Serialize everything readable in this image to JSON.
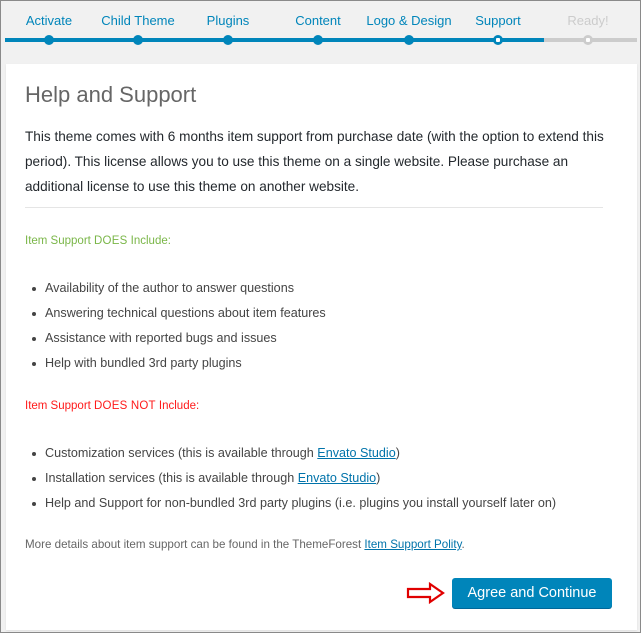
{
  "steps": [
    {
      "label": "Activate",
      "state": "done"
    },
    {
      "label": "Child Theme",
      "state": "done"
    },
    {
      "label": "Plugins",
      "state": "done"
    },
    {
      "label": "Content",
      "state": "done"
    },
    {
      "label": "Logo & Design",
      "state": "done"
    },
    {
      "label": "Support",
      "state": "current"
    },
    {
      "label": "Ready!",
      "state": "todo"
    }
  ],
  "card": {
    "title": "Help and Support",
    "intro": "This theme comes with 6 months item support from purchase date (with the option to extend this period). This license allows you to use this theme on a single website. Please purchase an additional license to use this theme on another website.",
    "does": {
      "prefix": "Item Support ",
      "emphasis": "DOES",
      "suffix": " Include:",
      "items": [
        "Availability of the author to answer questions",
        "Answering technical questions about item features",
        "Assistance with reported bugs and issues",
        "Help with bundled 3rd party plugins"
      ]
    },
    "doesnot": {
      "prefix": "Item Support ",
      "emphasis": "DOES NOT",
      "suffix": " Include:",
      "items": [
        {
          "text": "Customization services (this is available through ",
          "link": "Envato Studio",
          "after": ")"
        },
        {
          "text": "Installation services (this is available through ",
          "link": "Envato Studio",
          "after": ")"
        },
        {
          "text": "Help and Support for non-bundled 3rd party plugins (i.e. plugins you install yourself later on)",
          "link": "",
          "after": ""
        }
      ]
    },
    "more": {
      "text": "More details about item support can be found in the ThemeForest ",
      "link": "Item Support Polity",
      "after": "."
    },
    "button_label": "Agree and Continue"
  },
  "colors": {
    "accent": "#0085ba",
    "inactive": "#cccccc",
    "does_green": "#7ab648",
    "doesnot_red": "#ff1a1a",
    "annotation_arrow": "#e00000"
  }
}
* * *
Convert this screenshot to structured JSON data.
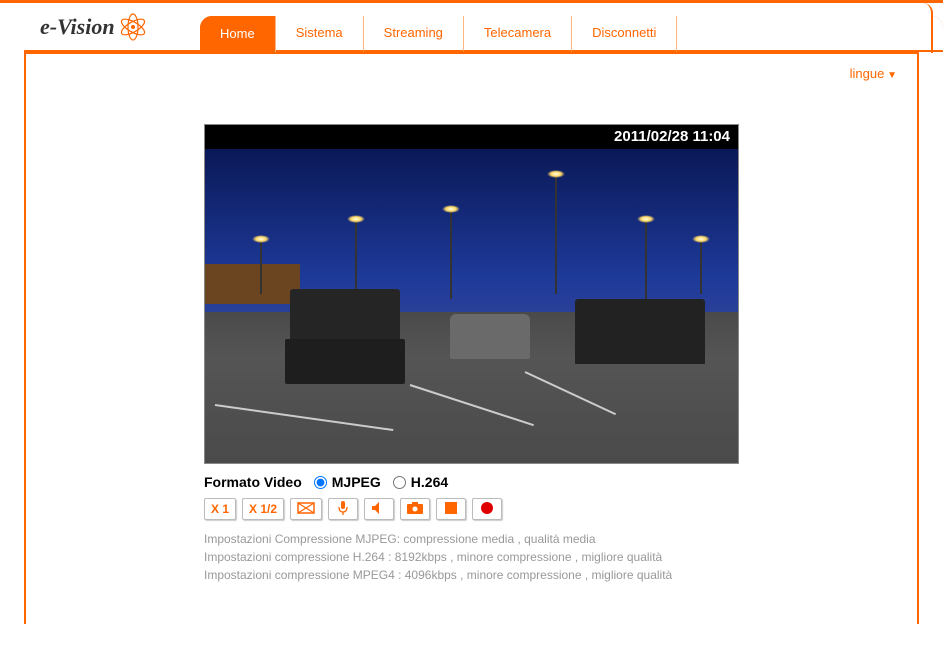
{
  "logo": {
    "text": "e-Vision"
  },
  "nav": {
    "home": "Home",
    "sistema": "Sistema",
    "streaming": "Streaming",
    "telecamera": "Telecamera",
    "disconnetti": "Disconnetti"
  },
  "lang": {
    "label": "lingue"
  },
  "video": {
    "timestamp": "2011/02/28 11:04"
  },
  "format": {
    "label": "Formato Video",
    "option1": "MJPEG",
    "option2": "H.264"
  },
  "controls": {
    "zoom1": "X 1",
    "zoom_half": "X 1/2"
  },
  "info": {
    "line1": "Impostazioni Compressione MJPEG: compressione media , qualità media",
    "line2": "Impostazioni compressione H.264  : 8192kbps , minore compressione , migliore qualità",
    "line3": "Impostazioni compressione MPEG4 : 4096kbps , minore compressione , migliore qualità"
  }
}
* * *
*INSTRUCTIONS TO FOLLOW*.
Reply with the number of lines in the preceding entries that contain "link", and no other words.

*REPLY TO THE EXERCISE*.
4